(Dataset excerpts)
◇ ◇ ◇ ◇

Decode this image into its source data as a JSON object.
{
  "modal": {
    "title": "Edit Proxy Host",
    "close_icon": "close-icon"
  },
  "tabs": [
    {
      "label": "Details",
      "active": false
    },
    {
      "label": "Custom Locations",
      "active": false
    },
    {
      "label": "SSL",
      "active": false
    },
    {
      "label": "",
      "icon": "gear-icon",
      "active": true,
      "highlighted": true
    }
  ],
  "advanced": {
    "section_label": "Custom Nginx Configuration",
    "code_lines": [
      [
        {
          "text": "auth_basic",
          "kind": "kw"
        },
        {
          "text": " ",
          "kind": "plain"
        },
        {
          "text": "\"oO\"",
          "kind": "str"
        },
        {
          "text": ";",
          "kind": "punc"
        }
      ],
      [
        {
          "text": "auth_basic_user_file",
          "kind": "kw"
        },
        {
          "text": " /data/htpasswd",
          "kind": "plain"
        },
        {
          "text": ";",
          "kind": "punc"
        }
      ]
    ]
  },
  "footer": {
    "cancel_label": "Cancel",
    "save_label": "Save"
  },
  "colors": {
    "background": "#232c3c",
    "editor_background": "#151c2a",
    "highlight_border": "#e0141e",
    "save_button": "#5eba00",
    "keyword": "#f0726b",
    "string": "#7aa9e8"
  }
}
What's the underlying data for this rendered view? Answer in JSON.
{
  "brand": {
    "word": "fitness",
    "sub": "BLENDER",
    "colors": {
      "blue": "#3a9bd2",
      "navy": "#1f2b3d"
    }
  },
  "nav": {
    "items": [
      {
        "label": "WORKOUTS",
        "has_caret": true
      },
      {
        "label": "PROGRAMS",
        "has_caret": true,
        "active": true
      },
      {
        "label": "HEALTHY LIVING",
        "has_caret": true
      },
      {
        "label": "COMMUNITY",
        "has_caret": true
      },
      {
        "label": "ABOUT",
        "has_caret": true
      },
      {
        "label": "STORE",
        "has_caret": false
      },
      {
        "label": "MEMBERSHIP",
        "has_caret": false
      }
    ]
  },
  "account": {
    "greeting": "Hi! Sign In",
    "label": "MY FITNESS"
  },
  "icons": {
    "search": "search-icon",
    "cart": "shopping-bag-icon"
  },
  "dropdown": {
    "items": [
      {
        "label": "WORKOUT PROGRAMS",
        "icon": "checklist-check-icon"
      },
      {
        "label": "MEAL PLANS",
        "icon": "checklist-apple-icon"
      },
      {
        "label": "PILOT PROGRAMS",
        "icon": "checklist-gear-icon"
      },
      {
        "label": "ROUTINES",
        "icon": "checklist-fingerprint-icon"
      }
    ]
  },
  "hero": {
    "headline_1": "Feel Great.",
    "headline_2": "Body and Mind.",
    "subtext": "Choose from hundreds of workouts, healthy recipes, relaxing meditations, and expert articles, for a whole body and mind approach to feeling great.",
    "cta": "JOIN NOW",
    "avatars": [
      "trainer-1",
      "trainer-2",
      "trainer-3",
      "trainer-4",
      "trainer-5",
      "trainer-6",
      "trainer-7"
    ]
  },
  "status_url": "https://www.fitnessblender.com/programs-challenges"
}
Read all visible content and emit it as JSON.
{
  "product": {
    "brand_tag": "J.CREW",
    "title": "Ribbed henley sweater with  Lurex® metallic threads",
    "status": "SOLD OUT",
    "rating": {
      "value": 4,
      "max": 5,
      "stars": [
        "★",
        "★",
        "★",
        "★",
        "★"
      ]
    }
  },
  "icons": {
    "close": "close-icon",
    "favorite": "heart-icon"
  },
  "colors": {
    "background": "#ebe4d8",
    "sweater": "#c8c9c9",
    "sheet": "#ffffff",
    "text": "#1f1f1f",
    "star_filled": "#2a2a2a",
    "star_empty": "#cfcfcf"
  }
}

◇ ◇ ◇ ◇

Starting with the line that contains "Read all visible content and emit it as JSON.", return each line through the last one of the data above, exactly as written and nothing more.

→ Exercise response
Read all visible content and emit it as JSON.
{
  "product": {
    "brand_tag": "J.CREW",
    "title": "Ribbed henley sweater with  Lurex® metallic threads",
    "status": "SOLD OUT",
    "rating": {
      "value": 4,
      "max": 5,
      "stars": [
        "★",
        "★",
        "★",
        "★",
        "★"
      ]
    }
  },
  "icons": {
    "close": "close-icon",
    "favorite": "heart-icon"
  },
  "colors": {
    "background": "#ebe4d8",
    "sweater": "#c8c9c9",
    "sheet": "#ffffff",
    "text": "#1f1f1f",
    "star_filled": "#2a2a2a",
    "star_empty": "#cfcfcf"
  }
}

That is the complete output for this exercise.